Guidelines for Supporting Students with Type 1 Diabetes defines what diabetes is, how to create individual care plans and information sheets on the disease, and outlines responsibilities that should be met by teachers and principals in supporting students with diabetes.
“It's a huge step forward in accommodating students with Type 1 Diabetes in our schools,” said Education Minister David Eggen, standing in the St. Albert Public Library for the announcement.
Emberg, whose daughter Natalie was diagnosed with diabetes when she was six years old, has been advocating for her daughter’s health over the last two years.
In March 2018, after several months of discussions with the school, Natalie was able to receive insulin and glucagon shots from a nurse contracted by the school. The nurse would also monitor her blood sugar levels.
Deanna said there was no policy at the time outlining how to support students with diabetes, which prevented the school from meeting her daughter’s needs.
Natalie was originally given slow-acting insulin shots in the morning to get her through the day. But the treatment option wasn’t working, so her pediatric endocrinologist decided to put her on a different plan.
The new treatment plan required shots throughout the day, which the school would’ve required Natalie to perform herself.
Samantha Roth, whose five-year-old son has Type 1 Diabetes, has decided to homeschool her son because school policy tends to be lacking around the disease.
“You can't imagine a school not administering an EpiPen to someone having a peanut allergy, but they won't administer glucagon to a diabetic or insulin to a diabetic,” she said.
Her son was diagnosed with the disease at 16 months old after being rushed to the emergency department in a comatose state.
Roth noticed his health kept deteriorating in the weeks before, but said doctors told her that her child was experiencing a cold.
For her, having her son at a school without any medical assistance is too much to bear. Instead, Roth has decided to stay home and watch over him.
But the two young people aren’t alone in their struggles. Scott McRae, regional director for Alberta Northwest Territories Diabetes Canada, said one in 300 students across Alberta has Type 1 Diabetes. He said the announcement was a step in the right direction.
“It's not all the way, and the minister is very aware of that and fully acknowledges that, but this is a huge step towards letting kids with Type 1 Diabetes be full and equal participants at their school,” he explained.
Some shortcomingsThe government’s new guidelines leave it up to schools to form their own diabetes management policies.
As a result, some parents are worried funding could get in the way of having a trained professional at the school who can administer glucagon and insulin injections.

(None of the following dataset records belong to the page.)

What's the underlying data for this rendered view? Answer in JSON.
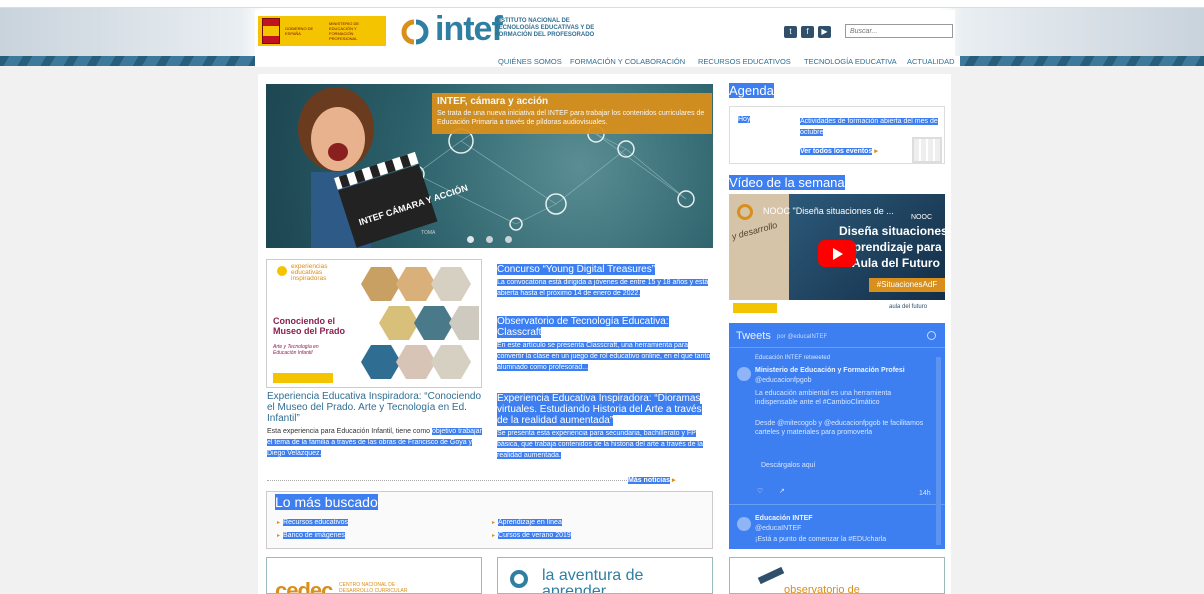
{
  "header": {
    "gov_text_1": "GOBIERNO DE ESPAÑA",
    "gov_text_2": "MINISTERIO DE EDUCACIÓN Y FORMACIÓN PROFESIONAL",
    "brand": "intef",
    "brand_desc": "INSTITUTO NACIONAL DE TECNOLOGÍAS EDUCATIVAS Y DE FORMACIÓN DEL PROFESORADO",
    "search_placeholder": "Buscar..."
  },
  "nav": {
    "items": [
      "QUIÉNES SOMOS",
      "FORMACIÓN Y COLABORACIÓN",
      "RECURSOS EDUCATIVOS",
      "TECNOLOGÍA EDUCATIVA",
      "ACTUALIDAD"
    ]
  },
  "hero": {
    "title": "INTEF, cámara y acción",
    "text": "Se trata de una nueva iniciativa del INTEF para trabajar los contenidos curriculares de Educación Primaria a través de píldoras audiovisuales.",
    "clapper_text": "INTEF CÁMARA Y ACCIÓN",
    "clapper_small": "TOMA"
  },
  "experience": {
    "img_label_1": "experiencias educativas inspiradoras",
    "img_title": "Conociendo el Museo del Prado",
    "img_sub": "Arte y Tecnología en Educación Infantil",
    "title": "Experiencia Educativa Inspiradora: “Conociendo el Museo del Prado. Arte y Tecnología en Ed. Infantil”",
    "text_a": "Esta experiencia para Educación Infantil, tiene como",
    "text_b": "objetivo trabajar el tema de la familia a través de las obras de Francisco de Goya y Diego Velázquez."
  },
  "news": [
    {
      "title": "Concurso “Young Digital Treasures”",
      "text": "La convocatoria está dirigida a jóvenes de entre 15 y 18 años y está abierta hasta el próximo 14 de enero de 2022."
    },
    {
      "title": "Observatorio de Tecnología Educativa: Classcraft",
      "text": "En este artículo se presenta Classcraft, una herramienta para convertir la clase en un juego de rol educativo online, en el que tanto alumnado como profesorad..."
    },
    {
      "title": "Experiencia Educativa Inspiradora: “Dioramas virtuales. Estudiando Historia del Arte a través de la realidad aumentada”",
      "text": "Se presenta esta experiencia para secundaria, bachillerato y FP básica, que trabaja contenidos de la historia del arte a través de la realidad aumentada."
    }
  ],
  "more_news": "Más noticias",
  "buscado": {
    "title": "Lo más buscado",
    "links": [
      "Recursos educativos",
      "Banco de imágenes",
      "Aprendizaje en línea",
      "Cursos de verano 2019"
    ]
  },
  "bottom": {
    "cedec": "cedec",
    "cedec_desc": "CENTRO NACIONAL DE DESARROLLO CURRICULAR",
    "aventura": "la aventura de aprender",
    "observatorio": "observatorio de"
  },
  "agenda": {
    "heading": "Agenda",
    "day": "Hoy",
    "event": "Actividades de formación abierta del mes de octubre",
    "all_link": "Ver todos los eventos"
  },
  "video": {
    "heading": "Vídeo de la semana",
    "title": "NOOC \"Diseña situaciones de ...",
    "overlay_1": "Diseña situaciones",
    "overlay_2": "aprendizaje para",
    "overlay_3": "el Aula del Futuro",
    "hashtag": "#SituacionesAdF",
    "nooc": "NOOC",
    "aula": "aula del futuro",
    "bg_text": "y desarrollo"
  },
  "tweets": {
    "heading": "Tweets",
    "by": "por @educaINTEF",
    "retweet": "Educación INTEF retweeted",
    "t1_name": "Ministerio de Educación y Formación Profesi",
    "t1_handle": "@educacionfpgob",
    "t1_text": "La educación ambiental es una herramienta indispensable ante el #CambioClimático",
    "t1_text2": "Desde @mitecogob y @educacionfpgob te facilitamos carteles y materiales para promoverla",
    "t1_link": "Descárgalos aquí",
    "t1_time": "14h",
    "t2_name": "Educación INTEF",
    "t2_handle": "@educaINTEF",
    "t2_text": "¡Está a punto de comenzar la #EDUcharla"
  }
}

“Principals have the ability to basically get (educational assistants) for kids depending on their budget, but it's their choice,” said Roth.

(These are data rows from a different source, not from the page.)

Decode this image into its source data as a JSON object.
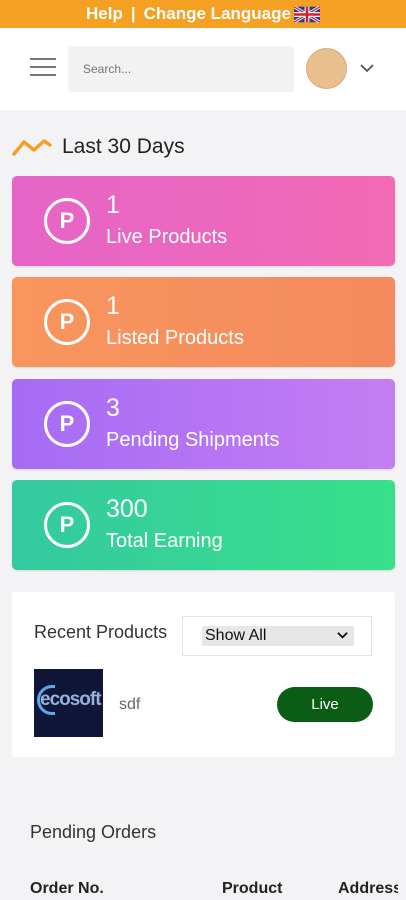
{
  "topbar": {
    "help": "Help",
    "separator": "|",
    "language": "Change Language"
  },
  "header": {
    "search_placeholder": "Search..."
  },
  "period": {
    "label": "Last 30 Days"
  },
  "stats": [
    {
      "value": "1",
      "label": "Live Products",
      "icon": "P"
    },
    {
      "value": "1",
      "label": "Listed Products",
      "icon": "P"
    },
    {
      "value": "3",
      "label": "Pending Shipments",
      "icon": "P"
    },
    {
      "value": "300",
      "label": "Total Earning",
      "icon": "P"
    }
  ],
  "recent": {
    "title": "Recent Products",
    "filter_selected": "Show All",
    "product": {
      "name": "sdf",
      "status": "Live",
      "thumb_text": "ecosoft"
    }
  },
  "pending": {
    "title": "Pending Orders",
    "columns": [
      "Order No.",
      "Product",
      "Address"
    ]
  },
  "colors": {
    "accent": "#f4a022",
    "live": "#0b5c14"
  }
}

While Emberg was fortunately able to get her daughter’s school to contract a nurse after several months of discussions, not all parents are so lucky. She said she brought up school funding concerns with the minister’s office in 2017.
In response, she said she was told most schools already have it within their budgets to afford nurses and educational assistants. But Emberg said she’s not convinced.
“We'll see, you know, and that's all we can do,” she said, adding she was glad the government was taking this step forward.
In a follow-up interview, Eggen said the government could provide additional funding if schools were unable to afford contracted professionals, such educational assistants.
While many schools in Alberta already have policies for diabetes, Eggen said the guidelines would set a standard across the province.
He said the guiding document is meant to help schools form their own policies, and not control how those policies are made.
“I respect the autonomy and the ability of schools to develop programming,” he explained.